## What you need to do
When you reach the records below, output every one exactly as written but leave out any pictures.

[Items from an interface collection]
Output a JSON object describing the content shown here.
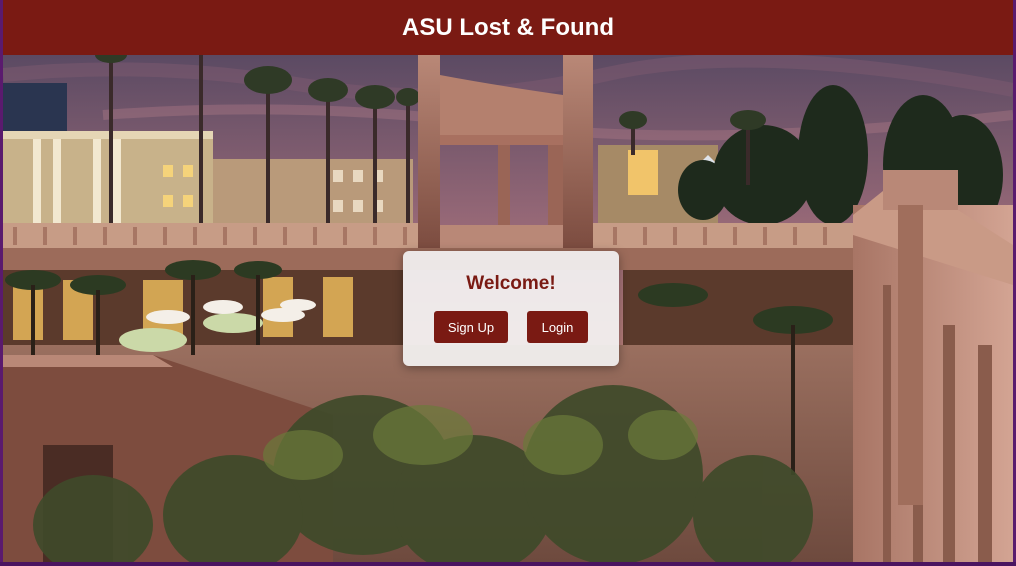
{
  "header": {
    "title": "ASU Lost & Found"
  },
  "welcome_card": {
    "heading": "Welcome!",
    "signup_label": "Sign Up",
    "login_label": "Login"
  },
  "colors": {
    "brand_maroon": "#7a1a13",
    "card_background": "#f5f5f5",
    "page_border": "#5a1a6e"
  },
  "hero_image": {
    "subject": "campus courtyard at dusk with palm trees"
  }
}
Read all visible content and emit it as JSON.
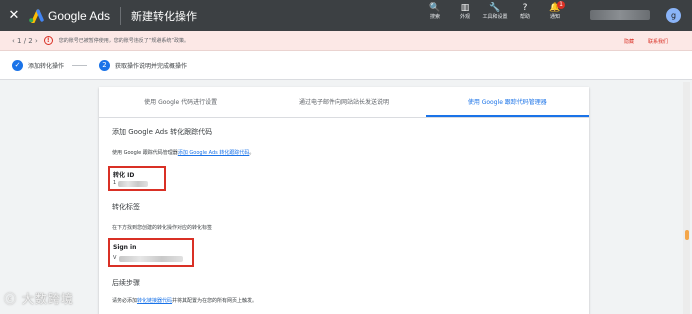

## The answer
Output a JSON object describing the content shown here.
{
  "header": {
    "title": "ASU Lost & Found"
  },
  "welcome_card": {
    "heading": "Welcome!",
    "signup_label": "Sign Up",
    "login_label": "Login"
  },
  "colors": {
    "brand_maroon": "#7a1a13",
    "card_background": "#f5f5f5",
    "page_border": "#5a1a6e"
  },
  "hero_image": {
    "subject": "campus courtyard at dusk with palm trees"
  }
}
Read all visible content and emit it as JSON.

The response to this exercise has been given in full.